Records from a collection
= Beginning of Section =

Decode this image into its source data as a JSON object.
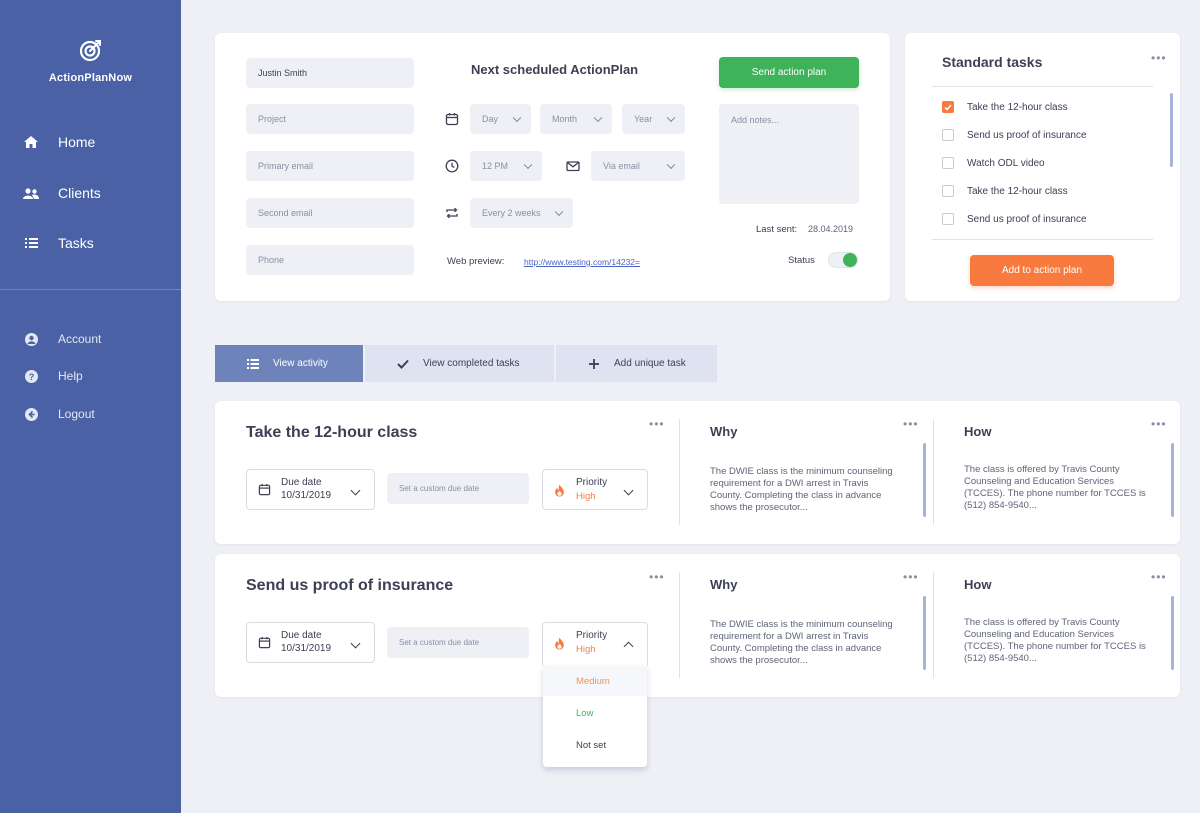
{
  "app": {
    "name": "ActionPlanNow"
  },
  "sidebar": {
    "main_items": [
      {
        "label": "Home",
        "icon": "home-icon"
      },
      {
        "label": "Clients",
        "icon": "users-icon"
      },
      {
        "label": "Tasks",
        "icon": "list-icon"
      }
    ],
    "sub_items": [
      {
        "label": "Account",
        "icon": "user-circle-icon"
      },
      {
        "label": "Help",
        "icon": "help-icon"
      },
      {
        "label": "Logout",
        "icon": "logout-icon"
      }
    ]
  },
  "plan_form": {
    "client_name": "Justin Smith",
    "project_placeholder": "Project",
    "primary_email_placeholder": "Primary email",
    "second_email_placeholder": "Second email",
    "phone_placeholder": "Phone",
    "heading": "Next scheduled ActionPlan",
    "day": "Day",
    "month": "Month",
    "year": "Year",
    "time": "12 PM",
    "delivery": "Via email",
    "frequency": "Every 2 weeks",
    "web_preview_label": "Web preview:",
    "web_preview_url": "http://www.testing.com/14232=",
    "send_button": "Send action plan",
    "notes_placeholder": "Add notes...",
    "last_sent_label": "Last sent:",
    "last_sent_value": "28.04.2019",
    "status_label": "Status",
    "status_on": true
  },
  "standard_tasks": {
    "title": "Standard tasks",
    "items": [
      {
        "label": "Take the 12-hour class",
        "checked": true
      },
      {
        "label": "Send us proof of insurance",
        "checked": false
      },
      {
        "label": "Watch ODL video",
        "checked": false
      },
      {
        "label": "Take the 12-hour class",
        "checked": false
      },
      {
        "label": "Send us proof of insurance",
        "checked": false
      }
    ],
    "add_button": "Add to action plan"
  },
  "tabs": [
    {
      "label": "View activity",
      "active": true
    },
    {
      "label": "View completed tasks",
      "active": false
    },
    {
      "label": "Add unique task",
      "active": false
    }
  ],
  "tasks": [
    {
      "title": "Take the 12-hour class",
      "due_label": "Due date",
      "due_value": "10/31/2019",
      "custom_due_placeholder": "Set a custom due date",
      "priority_label": "Priority",
      "priority_value": "High",
      "why_head": "Why",
      "why_text": "The DWIE class is the minimum counseling requirement for a DWI arrest in Travis County. Completing the class in advance shows the prosecutor...",
      "how_head": "How",
      "how_text": "The class is offered by Travis County Counseling and Education Services (TCCES). The phone number for TCCES is (512) 854-9540..."
    },
    {
      "title": "Send us proof of insurance",
      "due_label": "Due date",
      "due_value": "10/31/2019",
      "custom_due_placeholder": "Set a custom due date",
      "priority_label": "Priority",
      "priority_value": "High",
      "why_head": "Why",
      "why_text": "The DWIE class is the minimum counseling requirement for a DWI arrest in Travis County. Completing the class in advance shows the prosecutor...",
      "how_head": "How",
      "how_text": "The class is offered by Travis County Counseling and Education Services (TCCES). The phone number for TCCES is (512) 854-9540..."
    }
  ],
  "priority_dropdown": {
    "options": [
      {
        "label": "Medium",
        "color": "#f0955a"
      },
      {
        "label": "Low",
        "color": "#3fb35a"
      },
      {
        "label": "Not set",
        "color": "#3d4055"
      }
    ]
  },
  "colors": {
    "sidebar": "#4a62a5",
    "accent_green": "#3fb35a",
    "accent_orange": "#f87a3e",
    "tab_active": "#6f83bb"
  }
}
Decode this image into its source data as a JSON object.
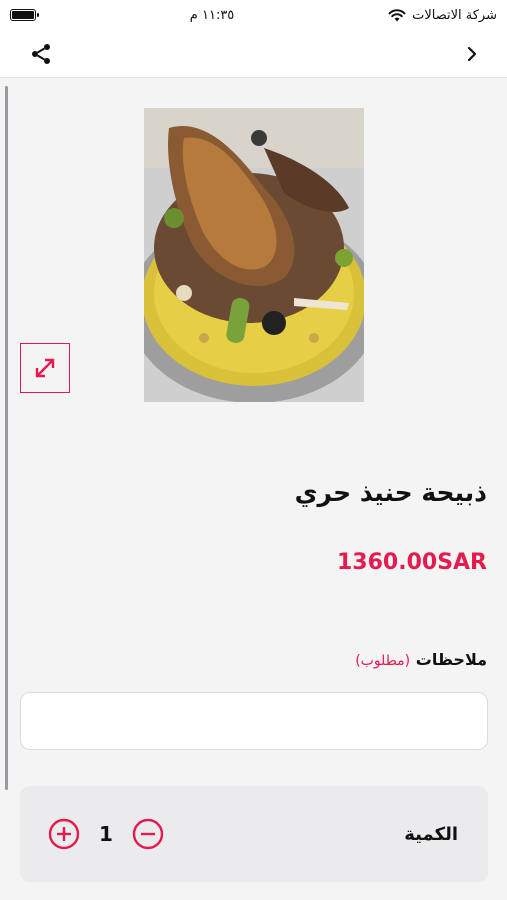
{
  "status_bar": {
    "carrier": "شركة الاتصالات",
    "time": "١١:٣٥ م"
  },
  "nav": {
    "back_icon": "chevron-right-icon",
    "share_icon": "share-icon"
  },
  "product": {
    "image_alt": "Mandi lamb platter on yellow rice",
    "title": "ذبيحة حنيذ حري",
    "price": "1360.00SAR"
  },
  "notes": {
    "label": "ملاحظات",
    "required": "(مطلوب)",
    "value": "",
    "placeholder": ""
  },
  "quantity": {
    "label": "الكمية",
    "value": "1"
  },
  "colors": {
    "accent": "#e31b4f",
    "background": "#f4f4f5",
    "card": "#ebebee"
  }
}
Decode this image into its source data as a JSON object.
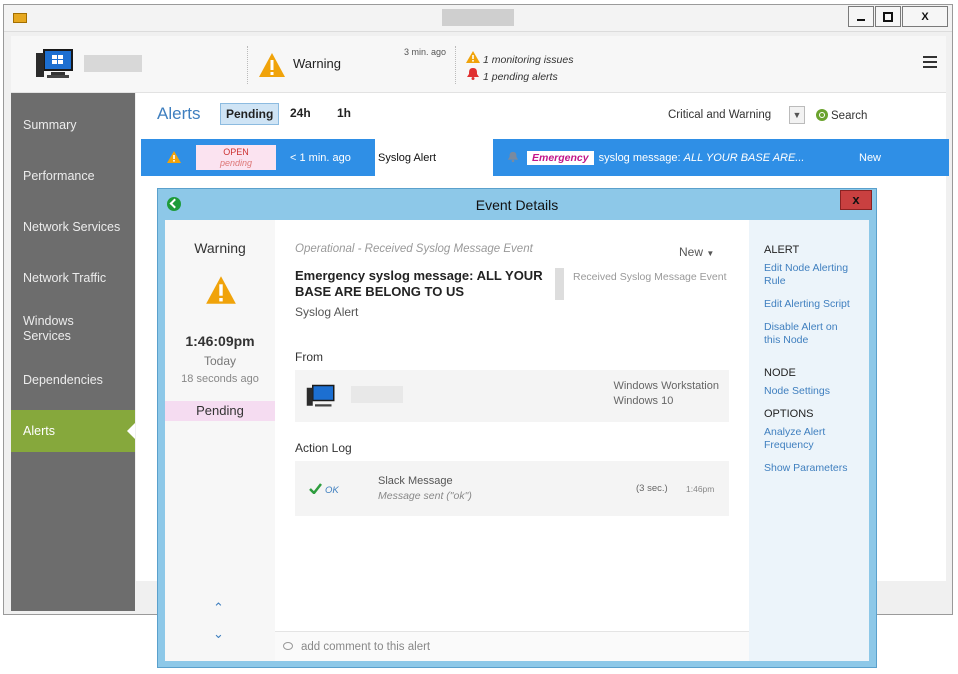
{
  "window": {
    "close_glyph": "X"
  },
  "header": {
    "status_label": "Warning",
    "time_ago": "3 min. ago",
    "monitoring_issues": "1 monitoring issues",
    "pending_alerts": "1 pending alerts"
  },
  "sidebar": {
    "items": [
      {
        "label": "Summary"
      },
      {
        "label": "Performance"
      },
      {
        "label": "Network Services"
      },
      {
        "label": "Network Traffic"
      },
      {
        "label": "Windows Services"
      },
      {
        "label": "Dependencies"
      },
      {
        "label": "Alerts"
      }
    ],
    "active_index": 6
  },
  "alerts": {
    "title": "Alerts",
    "tabs": [
      "Pending",
      "24h",
      "1h"
    ],
    "active_tab": "Pending",
    "filter_value": "Critical and Warning",
    "search_label": "Search",
    "row": {
      "status_top": "OPEN",
      "status_bottom": "pending",
      "time": "< 1 min. ago",
      "name": "Syslog Alert",
      "severity_badge": "Emergency",
      "message_prefix": "syslog message:",
      "message_text": "ALL YOUR BASE ARE...",
      "state": "New"
    }
  },
  "dialog": {
    "title": "Event Details",
    "close_glyph": "x",
    "left": {
      "severity": "Warning",
      "time": "1:46:09pm",
      "day": "Today",
      "elapsed": "18 seconds ago",
      "state": "Pending"
    },
    "center": {
      "category": "Operational - Received Syslog Message Event",
      "state_dropdown": "New",
      "headline": "Emergency syslog message: ALL YOUR BASE ARE BELONG TO US",
      "alert_name": "Syslog Alert",
      "side_label": "Received Syslog Message Event",
      "from_heading": "From",
      "node_type": "Windows Workstation",
      "node_os": "Windows 10",
      "action_log_heading": "Action Log",
      "action": {
        "status": "OK",
        "name": "Slack Message",
        "detail": "Message sent (\"ok\")",
        "duration": "(3 sec.)",
        "time": "1:46pm"
      },
      "comment_placeholder": "add comment to this alert"
    },
    "right": {
      "alert_heading": "ALERT",
      "edit_node_alerting_rule": "Edit Node Alerting Rule",
      "edit_alerting_script": "Edit Alerting Script",
      "disable_alert": "Disable Alert on this Node",
      "node_heading": "NODE",
      "node_settings": "Node Settings",
      "options_heading": "OPTIONS",
      "analyze_frequency": "Analyze Alert Frequency",
      "show_parameters": "Show Parameters"
    }
  },
  "colors": {
    "accent_blue": "#2f8fe6",
    "sidebar_active": "#86a83c",
    "warning_orange": "#f0a30a",
    "emergency_pink": "#c2168a",
    "dialog_frame": "#8dc8e8"
  }
}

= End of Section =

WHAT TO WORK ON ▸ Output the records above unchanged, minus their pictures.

TASK ANSWER ▸
Decode this image into its source data as a JSON object.
{
  "app": {
    "name": "ActionPlanNow"
  },
  "sidebar": {
    "main_items": [
      {
        "label": "Home",
        "icon": "home-icon"
      },
      {
        "label": "Clients",
        "icon": "users-icon"
      },
      {
        "label": "Tasks",
        "icon": "list-icon"
      }
    ],
    "sub_items": [
      {
        "label": "Account",
        "icon": "user-circle-icon"
      },
      {
        "label": "Help",
        "icon": "help-icon"
      },
      {
        "label": "Logout",
        "icon": "logout-icon"
      }
    ]
  },
  "plan_form": {
    "client_name": "Justin Smith",
    "project_placeholder": "Project",
    "primary_email_placeholder": "Primary email",
    "second_email_placeholder": "Second email",
    "phone_placeholder": "Phone",
    "heading": "Next scheduled ActionPlan",
    "day": "Day",
    "month": "Month",
    "year": "Year",
    "time": "12 PM",
    "delivery": "Via email",
    "frequency": "Every 2 weeks",
    "web_preview_label": "Web preview:",
    "web_preview_url": "http://www.testing.com/14232=",
    "send_button": "Send action plan",
    "notes_placeholder": "Add notes...",
    "last_sent_label": "Last sent:",
    "last_sent_value": "28.04.2019",
    "status_label": "Status",
    "status_on": true
  },
  "standard_tasks": {
    "title": "Standard tasks",
    "items": [
      {
        "label": "Take the 12-hour class",
        "checked": true
      },
      {
        "label": "Send us proof of insurance",
        "checked": false
      },
      {
        "label": "Watch ODL video",
        "checked": false
      },
      {
        "label": "Take the 12-hour class",
        "checked": false
      },
      {
        "label": "Send us proof of insurance",
        "checked": false
      }
    ],
    "add_button": "Add to action plan"
  },
  "tabs": [
    {
      "label": "View activity",
      "active": true
    },
    {
      "label": "View completed tasks",
      "active": false
    },
    {
      "label": "Add unique task",
      "active": false
    }
  ],
  "tasks": [
    {
      "title": "Take the 12-hour class",
      "due_label": "Due date",
      "due_value": "10/31/2019",
      "custom_due_placeholder": "Set a custom due date",
      "priority_label": "Priority",
      "priority_value": "High",
      "why_head": "Why",
      "why_text": "The DWIE class is the minimum counseling requirement for a DWI arrest in Travis County. Completing the class in advance shows the prosecutor...",
      "how_head": "How",
      "how_text": "The class is offered by Travis County Counseling and Education Services (TCCES). The phone number for TCCES is (512) 854-9540..."
    },
    {
      "title": "Send us proof of insurance",
      "due_label": "Due date",
      "due_value": "10/31/2019",
      "custom_due_placeholder": "Set a custom due date",
      "priority_label": "Priority",
      "priority_value": "High",
      "why_head": "Why",
      "why_text": "The DWIE class is the minimum counseling requirement for a DWI arrest in Travis County. Completing the class in advance shows the prosecutor...",
      "how_head": "How",
      "how_text": "The class is offered by Travis County Counseling and Education Services (TCCES). The phone number for TCCES is (512) 854-9540..."
    }
  ],
  "priority_dropdown": {
    "options": [
      {
        "label": "Medium",
        "color": "#f0955a"
      },
      {
        "label": "Low",
        "color": "#3fb35a"
      },
      {
        "label": "Not set",
        "color": "#3d4055"
      }
    ]
  },
  "colors": {
    "sidebar": "#4a62a5",
    "accent_green": "#3fb35a",
    "accent_orange": "#f87a3e",
    "tab_active": "#6f83bb"
  }
}
Decode this image into its source data as a JSON object.
{
  "status_bar": {
    "carrier": "شركة الاتصالات",
    "time": "١١:٣٥ م"
  },
  "nav": {
    "back_icon": "chevron-right-icon",
    "share_icon": "share-icon"
  },
  "product": {
    "image_alt": "Mandi lamb platter on yellow rice",
    "title": "ذبيحة حنيذ حري",
    "price": "1360.00SAR"
  },
  "notes": {
    "label": "ملاحظات",
    "required": "(مطلوب)",
    "value": "",
    "placeholder": ""
  },
  "quantity": {
    "label": "الكمية",
    "value": "1"
  },
  "colors": {
    "accent": "#e31b4f",
    "background": "#f4f4f5",
    "card": "#ebebee"
  }
}
Decode this image into its source data as a JSON object.
{
  "window": {
    "close_glyph": "X"
  },
  "header": {
    "status_label": "Warning",
    "time_ago": "3 min. ago",
    "monitoring_issues": "1 monitoring issues",
    "pending_alerts": "1 pending alerts"
  },
  "sidebar": {
    "items": [
      {
        "label": "Summary"
      },
      {
        "label": "Performance"
      },
      {
        "label": "Network Services"
      },
      {
        "label": "Network Traffic"
      },
      {
        "label": "Windows Services"
      },
      {
        "label": "Dependencies"
      },
      {
        "label": "Alerts"
      }
    ],
    "active_index": 6
  },
  "alerts": {
    "title": "Alerts",
    "tabs": [
      "Pending",
      "24h",
      "1h"
    ],
    "active_tab": "Pending",
    "filter_value": "Critical and Warning",
    "search_label": "Search",
    "row": {
      "status_top": "OPEN",
      "status_bottom": "pending",
      "time": "< 1 min. ago",
      "name": "Syslog Alert",
      "severity_badge": "Emergency",
      "message_prefix": "syslog message:",
      "message_text": "ALL YOUR BASE ARE...",
      "state": "New"
    }
  },
  "dialog": {
    "title": "Event Details",
    "close_glyph": "x",
    "left": {
      "severity": "Warning",
      "time": "1:46:09pm",
      "day": "Today",
      "elapsed": "18 seconds ago",
      "state": "Pending"
    },
    "center": {
      "category": "Operational - Received Syslog Message Event",
      "state_dropdown": "New",
      "headline": "Emergency syslog message: ALL YOUR BASE ARE BELONG TO US",
      "alert_name": "Syslog Alert",
      "side_label": "Received Syslog Message Event",
      "from_heading": "From",
      "node_type": "Windows Workstation",
      "node_os": "Windows 10",
      "action_log_heading": "Action Log",
      "action": {
        "status": "OK",
        "name": "Slack Message",
        "detail": "Message sent (\"ok\")",
        "duration": "(3 sec.)",
        "time": "1:46pm"
      },
      "comment_placeholder": "add comment to this alert"
    },
    "right": {
      "alert_heading": "ALERT",
      "edit_node_alerting_rule": "Edit Node Alerting Rule",
      "edit_alerting_script": "Edit Alerting Script",
      "disable_alert": "Disable Alert on this Node",
      "node_heading": "NODE",
      "node_settings": "Node Settings",
      "options_heading": "OPTIONS",
      "analyze_frequency": "Analyze Alert Frequency",
      "show_parameters": "Show Parameters"
    }
  },
  "colors": {
    "accent_blue": "#2f8fe6",
    "sidebar_active": "#86a83c",
    "warning_orange": "#f0a30a",
    "emergency_pink": "#c2168a",
    "dialog_frame": "#8dc8e8"
  }
}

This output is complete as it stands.